:: WORK TO BE COMPLETED ::
Could you copy every line of the data that contains the word "glyph"?

:: DATA FOR REVIEW ::
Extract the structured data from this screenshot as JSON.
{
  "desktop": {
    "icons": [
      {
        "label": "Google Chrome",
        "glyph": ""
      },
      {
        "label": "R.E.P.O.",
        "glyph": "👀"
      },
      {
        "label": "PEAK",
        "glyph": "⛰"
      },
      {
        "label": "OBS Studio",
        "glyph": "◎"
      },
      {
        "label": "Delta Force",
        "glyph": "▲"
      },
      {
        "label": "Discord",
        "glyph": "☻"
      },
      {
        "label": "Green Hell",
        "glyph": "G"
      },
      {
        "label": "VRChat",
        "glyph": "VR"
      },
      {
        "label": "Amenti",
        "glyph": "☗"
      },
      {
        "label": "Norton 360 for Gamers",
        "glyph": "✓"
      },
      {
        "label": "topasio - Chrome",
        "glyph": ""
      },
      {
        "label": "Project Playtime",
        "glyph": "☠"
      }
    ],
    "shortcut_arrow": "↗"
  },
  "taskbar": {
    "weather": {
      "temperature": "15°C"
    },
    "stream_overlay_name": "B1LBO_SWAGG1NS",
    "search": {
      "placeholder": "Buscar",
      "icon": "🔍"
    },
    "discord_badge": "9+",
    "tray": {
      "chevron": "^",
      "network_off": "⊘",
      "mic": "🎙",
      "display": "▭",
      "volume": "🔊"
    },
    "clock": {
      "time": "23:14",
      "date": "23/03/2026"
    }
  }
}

:: ANSWER FOR THE TASK ::
        "glyph": ""
        "glyph": "👀"
        "glyph": "⛰"
        "glyph": "◎"
        "glyph": "▲"
        "glyph": "☻"
        "glyph": "G"
        "glyph": "VR"
        "glyph": "☗"
        "glyph": "✓"
        "glyph": ""
        "glyph": "☠"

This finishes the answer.